## WORK INSTRUCTIONS
Without the pictures, set down every line of the data exactly.

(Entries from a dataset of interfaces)
= Beginning of Section =

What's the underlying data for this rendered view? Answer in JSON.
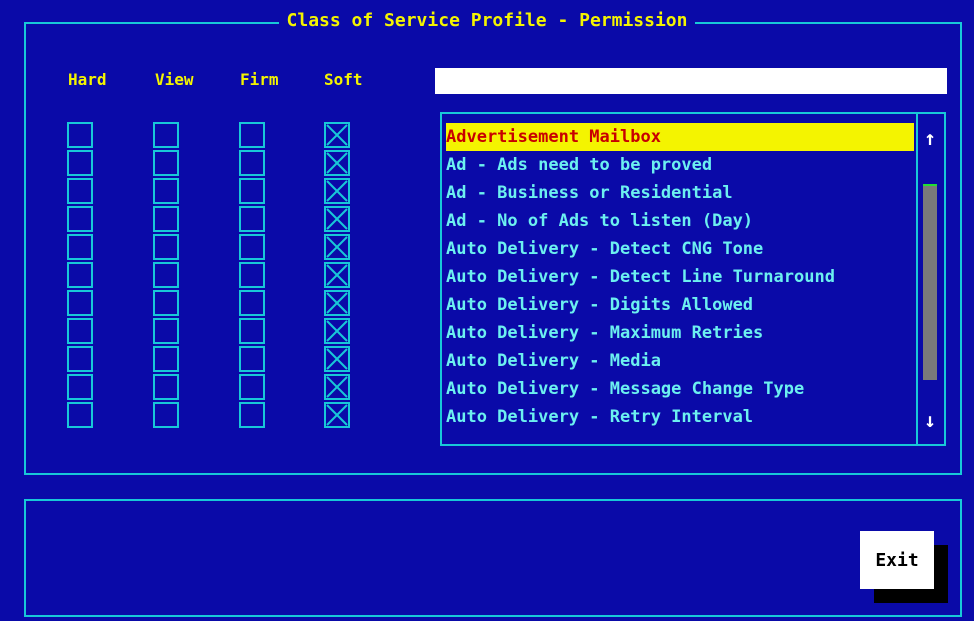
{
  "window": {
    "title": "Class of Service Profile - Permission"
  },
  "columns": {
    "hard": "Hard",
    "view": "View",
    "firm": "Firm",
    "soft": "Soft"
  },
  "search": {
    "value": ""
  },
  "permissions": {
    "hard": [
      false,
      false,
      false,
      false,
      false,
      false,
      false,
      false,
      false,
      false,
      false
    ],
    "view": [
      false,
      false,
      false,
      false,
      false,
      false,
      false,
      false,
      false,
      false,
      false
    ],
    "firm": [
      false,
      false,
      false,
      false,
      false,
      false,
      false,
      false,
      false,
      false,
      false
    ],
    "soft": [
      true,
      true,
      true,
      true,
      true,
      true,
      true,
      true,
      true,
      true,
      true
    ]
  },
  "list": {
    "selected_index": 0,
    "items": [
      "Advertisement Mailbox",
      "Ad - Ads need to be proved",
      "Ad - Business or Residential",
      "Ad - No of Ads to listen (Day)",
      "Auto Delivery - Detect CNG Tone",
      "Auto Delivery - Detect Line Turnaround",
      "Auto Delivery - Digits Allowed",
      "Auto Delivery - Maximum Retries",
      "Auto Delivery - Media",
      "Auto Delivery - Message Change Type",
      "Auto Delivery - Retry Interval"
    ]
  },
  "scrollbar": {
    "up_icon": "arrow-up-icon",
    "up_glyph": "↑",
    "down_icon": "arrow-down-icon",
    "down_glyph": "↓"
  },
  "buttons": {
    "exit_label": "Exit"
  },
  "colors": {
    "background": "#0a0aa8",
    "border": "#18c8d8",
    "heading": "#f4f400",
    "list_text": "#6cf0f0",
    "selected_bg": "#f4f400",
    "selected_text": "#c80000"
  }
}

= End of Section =

## RESULT OF THIS EXERCISE
What's the underlying data for this rendered view? Answer in JSON.
{
  "window": {
    "title": "Class of Service Profile - Permission"
  },
  "columns": {
    "hard": "Hard",
    "view": "View",
    "firm": "Firm",
    "soft": "Soft"
  },
  "search": {
    "value": ""
  },
  "permissions": {
    "hard": [
      false,
      false,
      false,
      false,
      false,
      false,
      false,
      false,
      false,
      false,
      false
    ],
    "view": [
      false,
      false,
      false,
      false,
      false,
      false,
      false,
      false,
      false,
      false,
      false
    ],
    "firm": [
      false,
      false,
      false,
      false,
      false,
      false,
      false,
      false,
      false,
      false,
      false
    ],
    "soft": [
      true,
      true,
      true,
      true,
      true,
      true,
      true,
      true,
      true,
      true,
      true
    ]
  },
  "list": {
    "selected_index": 0,
    "items": [
      "Advertisement Mailbox",
      "Ad - Ads need to be proved",
      "Ad - Business or Residential",
      "Ad - No of Ads to listen (Day)",
      "Auto Delivery - Detect CNG Tone",
      "Auto Delivery - Detect Line Turnaround",
      "Auto Delivery - Digits Allowed",
      "Auto Delivery - Maximum Retries",
      "Auto Delivery - Media",
      "Auto Delivery - Message Change Type",
      "Auto Delivery - Retry Interval"
    ]
  },
  "scrollbar": {
    "up_icon": "arrow-up-icon",
    "up_glyph": "↑",
    "down_icon": "arrow-down-icon",
    "down_glyph": "↓"
  },
  "buttons": {
    "exit_label": "Exit"
  },
  "colors": {
    "background": "#0a0aa8",
    "border": "#18c8d8",
    "heading": "#f4f400",
    "list_text": "#6cf0f0",
    "selected_bg": "#f4f400",
    "selected_text": "#c80000"
  }
}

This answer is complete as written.